Reproduce the entries exactly.

==== Dataset extract

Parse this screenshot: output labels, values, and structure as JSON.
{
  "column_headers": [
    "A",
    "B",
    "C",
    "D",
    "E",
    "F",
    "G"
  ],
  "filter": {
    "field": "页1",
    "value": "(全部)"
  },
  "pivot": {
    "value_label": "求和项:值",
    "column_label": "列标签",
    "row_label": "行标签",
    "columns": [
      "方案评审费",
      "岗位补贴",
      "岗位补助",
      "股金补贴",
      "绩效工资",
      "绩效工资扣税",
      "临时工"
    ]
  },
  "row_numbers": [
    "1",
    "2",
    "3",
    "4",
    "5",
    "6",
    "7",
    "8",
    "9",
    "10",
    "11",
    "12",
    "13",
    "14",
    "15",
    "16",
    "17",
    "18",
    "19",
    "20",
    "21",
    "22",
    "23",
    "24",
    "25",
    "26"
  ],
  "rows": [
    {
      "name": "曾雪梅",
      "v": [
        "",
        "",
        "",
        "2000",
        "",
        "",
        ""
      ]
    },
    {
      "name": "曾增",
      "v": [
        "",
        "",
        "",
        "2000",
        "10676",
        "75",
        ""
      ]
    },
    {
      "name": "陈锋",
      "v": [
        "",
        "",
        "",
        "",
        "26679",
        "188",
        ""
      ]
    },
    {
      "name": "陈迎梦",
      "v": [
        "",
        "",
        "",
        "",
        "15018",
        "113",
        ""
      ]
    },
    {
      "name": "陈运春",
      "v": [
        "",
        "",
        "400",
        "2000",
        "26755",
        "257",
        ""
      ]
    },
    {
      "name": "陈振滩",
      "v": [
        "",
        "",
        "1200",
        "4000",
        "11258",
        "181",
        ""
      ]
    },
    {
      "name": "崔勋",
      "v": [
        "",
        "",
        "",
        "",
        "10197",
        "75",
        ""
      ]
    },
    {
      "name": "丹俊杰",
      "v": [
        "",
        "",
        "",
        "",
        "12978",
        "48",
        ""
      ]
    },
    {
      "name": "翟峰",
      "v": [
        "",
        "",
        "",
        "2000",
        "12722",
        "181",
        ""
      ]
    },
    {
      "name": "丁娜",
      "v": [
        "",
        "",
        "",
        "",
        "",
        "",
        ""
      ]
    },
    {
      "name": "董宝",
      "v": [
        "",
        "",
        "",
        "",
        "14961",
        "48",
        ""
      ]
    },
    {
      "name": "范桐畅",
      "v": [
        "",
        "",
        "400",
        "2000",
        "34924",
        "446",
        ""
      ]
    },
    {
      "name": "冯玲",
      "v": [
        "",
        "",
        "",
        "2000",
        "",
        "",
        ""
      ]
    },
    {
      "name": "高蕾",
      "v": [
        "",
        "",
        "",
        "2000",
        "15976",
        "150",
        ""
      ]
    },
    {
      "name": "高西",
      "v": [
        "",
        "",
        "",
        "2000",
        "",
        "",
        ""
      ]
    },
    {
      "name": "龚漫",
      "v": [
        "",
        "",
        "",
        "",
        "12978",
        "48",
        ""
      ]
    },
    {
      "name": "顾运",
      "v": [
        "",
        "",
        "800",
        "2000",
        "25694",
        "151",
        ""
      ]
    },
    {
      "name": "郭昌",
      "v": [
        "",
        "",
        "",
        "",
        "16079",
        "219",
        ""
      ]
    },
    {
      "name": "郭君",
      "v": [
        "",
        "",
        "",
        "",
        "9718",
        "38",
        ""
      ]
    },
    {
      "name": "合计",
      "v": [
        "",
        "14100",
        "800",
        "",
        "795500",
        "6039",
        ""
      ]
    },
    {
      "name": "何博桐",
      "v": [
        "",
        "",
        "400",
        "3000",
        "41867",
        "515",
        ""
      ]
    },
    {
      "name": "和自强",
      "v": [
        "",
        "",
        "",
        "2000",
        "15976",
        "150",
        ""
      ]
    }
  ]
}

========

▶ _Task result_
Parse this screenshot: output labels, values, and structure as JSON.
{
  "column_headers": [
    "A",
    "B",
    "C",
    "D",
    "E",
    "F",
    "G"
  ],
  "filter": {
    "field": "页1",
    "value": "(全部)"
  },
  "pivot": {
    "value_label": "求和项:值",
    "column_label": "列标签",
    "row_label": "行标签",
    "columns": [
      "方案评审费",
      "岗位补贴",
      "岗位补助",
      "股金补贴",
      "绩效工资",
      "绩效工资扣税",
      "临时工"
    ]
  },
  "row_numbers": [
    "1",
    "2",
    "3",
    "4",
    "5",
    "6",
    "7",
    "8",
    "9",
    "10",
    "11",
    "12",
    "13",
    "14",
    "15",
    "16",
    "17",
    "18",
    "19",
    "20",
    "21",
    "22",
    "23",
    "24",
    "25",
    "26"
  ],
  "rows": [
    {
      "name": "曾雪梅",
      "v": [
        "",
        "",
        "",
        "2000",
        "",
        "",
        ""
      ]
    },
    {
      "name": "曾增",
      "v": [
        "",
        "",
        "",
        "2000",
        "10676",
        "75",
        ""
      ]
    },
    {
      "name": "陈锋",
      "v": [
        "",
        "",
        "",
        "",
        "26679",
        "188",
        ""
      ]
    },
    {
      "name": "陈迎梦",
      "v": [
        "",
        "",
        "",
        "",
        "15018",
        "113",
        ""
      ]
    },
    {
      "name": "陈运春",
      "v": [
        "",
        "",
        "400",
        "2000",
        "26755",
        "257",
        ""
      ]
    },
    {
      "name": "陈振滩",
      "v": [
        "",
        "",
        "1200",
        "4000",
        "11258",
        "181",
        ""
      ]
    },
    {
      "name": "崔勋",
      "v": [
        "",
        "",
        "",
        "",
        "10197",
        "75",
        ""
      ]
    },
    {
      "name": "丹俊杰",
      "v": [
        "",
        "",
        "",
        "",
        "12978",
        "48",
        ""
      ]
    },
    {
      "name": "翟峰",
      "v": [
        "",
        "",
        "",
        "2000",
        "12722",
        "181",
        ""
      ]
    },
    {
      "name": "丁娜",
      "v": [
        "",
        "",
        "",
        "",
        "",
        "",
        ""
      ]
    },
    {
      "name": "董宝",
      "v": [
        "",
        "",
        "",
        "",
        "14961",
        "48",
        ""
      ]
    },
    {
      "name": "范桐畅",
      "v": [
        "",
        "",
        "400",
        "2000",
        "34924",
        "446",
        ""
      ]
    },
    {
      "name": "冯玲",
      "v": [
        "",
        "",
        "",
        "2000",
        "",
        "",
        ""
      ]
    },
    {
      "name": "高蕾",
      "v": [
        "",
        "",
        "",
        "2000",
        "15976",
        "150",
        ""
      ]
    },
    {
      "name": "高西",
      "v": [
        "",
        "",
        "",
        "2000",
        "",
        "",
        ""
      ]
    },
    {
      "name": "龚漫",
      "v": [
        "",
        "",
        "",
        "",
        "12978",
        "48",
        ""
      ]
    },
    {
      "name": "顾运",
      "v": [
        "",
        "",
        "800",
        "2000",
        "25694",
        "151",
        ""
      ]
    },
    {
      "name": "郭昌",
      "v": [
        "",
        "",
        "",
        "",
        "16079",
        "219",
        ""
      ]
    },
    {
      "name": "郭君",
      "v": [
        "",
        "",
        "",
        "",
        "9718",
        "38",
        ""
      ]
    },
    {
      "name": "合计",
      "v": [
        "",
        "14100",
        "800",
        "",
        "795500",
        "6039",
        ""
      ]
    },
    {
      "name": "何博桐",
      "v": [
        "",
        "",
        "400",
        "3000",
        "41867",
        "515",
        ""
      ]
    },
    {
      "name": "和自强",
      "v": [
        "",
        "",
        "",
        "2000",
        "15976",
        "150",
        ""
      ]
    }
  ]
}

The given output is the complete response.